About this exercise ->
Scan the data below. Pull out each line where "JSON" occurs.

******

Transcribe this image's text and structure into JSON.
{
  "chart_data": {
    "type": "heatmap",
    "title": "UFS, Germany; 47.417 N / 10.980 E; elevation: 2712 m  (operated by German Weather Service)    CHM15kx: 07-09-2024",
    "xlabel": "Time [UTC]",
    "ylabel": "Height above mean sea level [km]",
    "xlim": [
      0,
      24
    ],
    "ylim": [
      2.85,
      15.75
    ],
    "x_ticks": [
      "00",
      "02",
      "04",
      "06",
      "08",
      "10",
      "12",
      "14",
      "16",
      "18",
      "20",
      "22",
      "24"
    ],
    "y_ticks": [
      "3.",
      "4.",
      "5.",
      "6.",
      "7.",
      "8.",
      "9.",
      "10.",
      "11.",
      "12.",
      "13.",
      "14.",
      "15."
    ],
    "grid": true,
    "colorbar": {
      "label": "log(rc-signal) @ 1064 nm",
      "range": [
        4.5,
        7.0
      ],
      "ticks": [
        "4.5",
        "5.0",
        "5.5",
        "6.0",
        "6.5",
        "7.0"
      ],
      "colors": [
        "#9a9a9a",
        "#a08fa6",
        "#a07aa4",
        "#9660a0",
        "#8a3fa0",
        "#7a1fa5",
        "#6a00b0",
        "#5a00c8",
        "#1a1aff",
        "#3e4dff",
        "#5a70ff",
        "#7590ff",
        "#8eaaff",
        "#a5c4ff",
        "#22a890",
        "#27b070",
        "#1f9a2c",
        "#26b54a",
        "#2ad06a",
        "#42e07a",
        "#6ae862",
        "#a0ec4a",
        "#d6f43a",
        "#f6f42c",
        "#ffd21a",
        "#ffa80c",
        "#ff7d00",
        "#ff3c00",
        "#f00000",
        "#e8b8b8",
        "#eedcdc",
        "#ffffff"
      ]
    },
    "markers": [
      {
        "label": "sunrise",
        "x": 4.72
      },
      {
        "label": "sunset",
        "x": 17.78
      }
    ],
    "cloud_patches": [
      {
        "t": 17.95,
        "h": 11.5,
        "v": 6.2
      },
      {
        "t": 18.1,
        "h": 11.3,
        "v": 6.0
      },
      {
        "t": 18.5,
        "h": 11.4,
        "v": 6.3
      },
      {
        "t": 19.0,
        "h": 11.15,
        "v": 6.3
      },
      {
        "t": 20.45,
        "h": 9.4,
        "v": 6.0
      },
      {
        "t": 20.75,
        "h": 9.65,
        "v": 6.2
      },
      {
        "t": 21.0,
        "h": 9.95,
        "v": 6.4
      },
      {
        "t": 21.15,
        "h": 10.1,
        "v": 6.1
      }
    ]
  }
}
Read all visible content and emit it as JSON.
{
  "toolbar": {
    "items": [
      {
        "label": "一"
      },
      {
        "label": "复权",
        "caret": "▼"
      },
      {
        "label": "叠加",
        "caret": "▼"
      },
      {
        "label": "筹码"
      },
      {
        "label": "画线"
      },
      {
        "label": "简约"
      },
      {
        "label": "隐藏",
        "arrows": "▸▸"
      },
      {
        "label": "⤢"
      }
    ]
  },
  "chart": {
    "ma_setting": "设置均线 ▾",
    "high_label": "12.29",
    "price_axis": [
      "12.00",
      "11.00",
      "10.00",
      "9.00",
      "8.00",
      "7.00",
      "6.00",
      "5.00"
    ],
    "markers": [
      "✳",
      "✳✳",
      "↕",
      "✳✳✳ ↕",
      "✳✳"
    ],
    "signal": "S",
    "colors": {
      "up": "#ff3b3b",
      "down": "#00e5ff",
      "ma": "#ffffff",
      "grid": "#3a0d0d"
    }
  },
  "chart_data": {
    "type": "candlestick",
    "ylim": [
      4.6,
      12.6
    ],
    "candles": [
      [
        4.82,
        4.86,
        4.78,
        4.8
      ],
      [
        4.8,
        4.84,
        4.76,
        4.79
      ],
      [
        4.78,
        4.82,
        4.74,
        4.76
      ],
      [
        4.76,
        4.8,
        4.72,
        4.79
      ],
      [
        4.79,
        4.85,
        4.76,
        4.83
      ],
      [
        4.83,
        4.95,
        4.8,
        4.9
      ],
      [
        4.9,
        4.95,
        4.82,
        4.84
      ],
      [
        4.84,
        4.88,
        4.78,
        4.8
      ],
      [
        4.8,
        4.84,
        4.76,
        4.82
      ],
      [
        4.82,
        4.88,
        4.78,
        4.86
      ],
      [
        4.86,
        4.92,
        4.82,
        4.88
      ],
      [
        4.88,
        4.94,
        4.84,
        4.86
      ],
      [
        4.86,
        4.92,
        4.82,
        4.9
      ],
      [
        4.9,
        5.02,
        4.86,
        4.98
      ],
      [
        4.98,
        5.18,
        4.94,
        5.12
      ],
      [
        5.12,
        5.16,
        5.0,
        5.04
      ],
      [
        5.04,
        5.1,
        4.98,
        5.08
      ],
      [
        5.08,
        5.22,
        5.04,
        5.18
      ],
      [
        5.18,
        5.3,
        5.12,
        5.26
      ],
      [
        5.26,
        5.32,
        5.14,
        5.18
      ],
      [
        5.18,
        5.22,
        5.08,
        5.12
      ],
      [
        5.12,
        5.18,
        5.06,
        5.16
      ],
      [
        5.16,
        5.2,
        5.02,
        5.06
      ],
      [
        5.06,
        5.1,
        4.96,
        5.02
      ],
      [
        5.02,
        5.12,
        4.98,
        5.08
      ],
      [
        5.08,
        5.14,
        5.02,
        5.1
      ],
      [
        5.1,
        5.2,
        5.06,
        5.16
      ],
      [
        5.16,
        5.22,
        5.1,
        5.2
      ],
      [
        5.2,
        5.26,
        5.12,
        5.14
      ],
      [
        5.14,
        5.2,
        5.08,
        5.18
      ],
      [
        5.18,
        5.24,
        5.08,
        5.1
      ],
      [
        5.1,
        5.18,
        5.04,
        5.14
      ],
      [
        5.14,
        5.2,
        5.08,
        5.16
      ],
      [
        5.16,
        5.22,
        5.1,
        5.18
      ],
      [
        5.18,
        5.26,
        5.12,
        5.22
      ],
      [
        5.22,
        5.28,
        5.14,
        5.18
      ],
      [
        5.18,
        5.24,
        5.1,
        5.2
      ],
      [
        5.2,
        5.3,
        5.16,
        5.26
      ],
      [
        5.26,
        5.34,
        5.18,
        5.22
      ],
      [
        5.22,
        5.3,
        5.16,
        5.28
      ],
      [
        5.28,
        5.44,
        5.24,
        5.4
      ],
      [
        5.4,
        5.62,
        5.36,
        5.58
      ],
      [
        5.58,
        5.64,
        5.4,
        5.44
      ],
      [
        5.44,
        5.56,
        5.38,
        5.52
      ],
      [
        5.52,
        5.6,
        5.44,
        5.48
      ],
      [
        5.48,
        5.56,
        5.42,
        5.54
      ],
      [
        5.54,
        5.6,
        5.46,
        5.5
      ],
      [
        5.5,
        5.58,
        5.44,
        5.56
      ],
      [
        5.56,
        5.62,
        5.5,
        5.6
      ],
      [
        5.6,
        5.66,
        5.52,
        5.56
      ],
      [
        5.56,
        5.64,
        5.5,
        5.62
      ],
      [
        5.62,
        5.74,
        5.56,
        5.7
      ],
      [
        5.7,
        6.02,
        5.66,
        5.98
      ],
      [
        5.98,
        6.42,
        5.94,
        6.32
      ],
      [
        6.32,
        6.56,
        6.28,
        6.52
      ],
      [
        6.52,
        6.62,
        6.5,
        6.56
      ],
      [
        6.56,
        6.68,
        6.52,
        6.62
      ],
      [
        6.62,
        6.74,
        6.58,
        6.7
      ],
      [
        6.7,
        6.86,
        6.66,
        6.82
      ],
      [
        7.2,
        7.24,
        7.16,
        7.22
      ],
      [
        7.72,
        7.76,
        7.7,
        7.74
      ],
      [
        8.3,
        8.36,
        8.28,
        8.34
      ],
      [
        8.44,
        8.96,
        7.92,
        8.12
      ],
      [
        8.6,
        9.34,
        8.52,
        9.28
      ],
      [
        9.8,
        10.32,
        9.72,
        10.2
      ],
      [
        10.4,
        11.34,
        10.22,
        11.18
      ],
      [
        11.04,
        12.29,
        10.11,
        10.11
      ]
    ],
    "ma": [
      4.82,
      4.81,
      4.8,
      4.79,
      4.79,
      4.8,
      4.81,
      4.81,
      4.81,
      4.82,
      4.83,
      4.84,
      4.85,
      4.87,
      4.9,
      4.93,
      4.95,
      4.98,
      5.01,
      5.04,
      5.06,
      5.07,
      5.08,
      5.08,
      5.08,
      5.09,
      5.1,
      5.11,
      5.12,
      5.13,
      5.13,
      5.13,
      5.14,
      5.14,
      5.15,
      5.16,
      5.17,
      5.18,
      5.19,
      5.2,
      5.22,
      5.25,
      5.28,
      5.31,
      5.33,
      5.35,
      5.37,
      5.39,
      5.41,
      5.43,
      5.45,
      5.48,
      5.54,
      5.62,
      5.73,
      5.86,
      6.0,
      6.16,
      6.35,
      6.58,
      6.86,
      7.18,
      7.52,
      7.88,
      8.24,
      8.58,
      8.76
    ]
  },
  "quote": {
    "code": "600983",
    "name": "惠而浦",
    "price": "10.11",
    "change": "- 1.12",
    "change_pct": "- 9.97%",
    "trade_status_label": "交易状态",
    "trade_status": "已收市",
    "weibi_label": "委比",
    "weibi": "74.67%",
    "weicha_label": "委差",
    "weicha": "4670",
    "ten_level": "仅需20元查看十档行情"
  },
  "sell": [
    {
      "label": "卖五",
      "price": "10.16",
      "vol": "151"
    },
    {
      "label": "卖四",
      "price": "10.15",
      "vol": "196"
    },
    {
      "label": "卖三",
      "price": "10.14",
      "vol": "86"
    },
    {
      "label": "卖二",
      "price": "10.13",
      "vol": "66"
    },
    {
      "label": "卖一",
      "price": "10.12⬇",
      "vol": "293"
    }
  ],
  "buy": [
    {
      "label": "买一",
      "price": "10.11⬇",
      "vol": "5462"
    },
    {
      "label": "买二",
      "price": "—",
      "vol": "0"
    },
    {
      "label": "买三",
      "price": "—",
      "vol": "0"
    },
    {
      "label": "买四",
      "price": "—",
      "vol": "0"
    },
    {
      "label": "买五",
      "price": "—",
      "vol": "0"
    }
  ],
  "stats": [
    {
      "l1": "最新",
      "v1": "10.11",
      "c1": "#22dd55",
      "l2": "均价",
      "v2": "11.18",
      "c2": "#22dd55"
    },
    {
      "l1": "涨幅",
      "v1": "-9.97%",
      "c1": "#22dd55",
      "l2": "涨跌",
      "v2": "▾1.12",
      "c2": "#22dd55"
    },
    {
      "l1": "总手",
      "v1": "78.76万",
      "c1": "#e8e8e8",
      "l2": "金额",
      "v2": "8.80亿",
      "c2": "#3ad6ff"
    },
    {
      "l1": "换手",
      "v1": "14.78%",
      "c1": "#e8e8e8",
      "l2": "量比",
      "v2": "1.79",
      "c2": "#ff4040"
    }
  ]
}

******

Task result ->
Transcribe this image's text and structure into JSON.
Read all visible content and emit it as JSON.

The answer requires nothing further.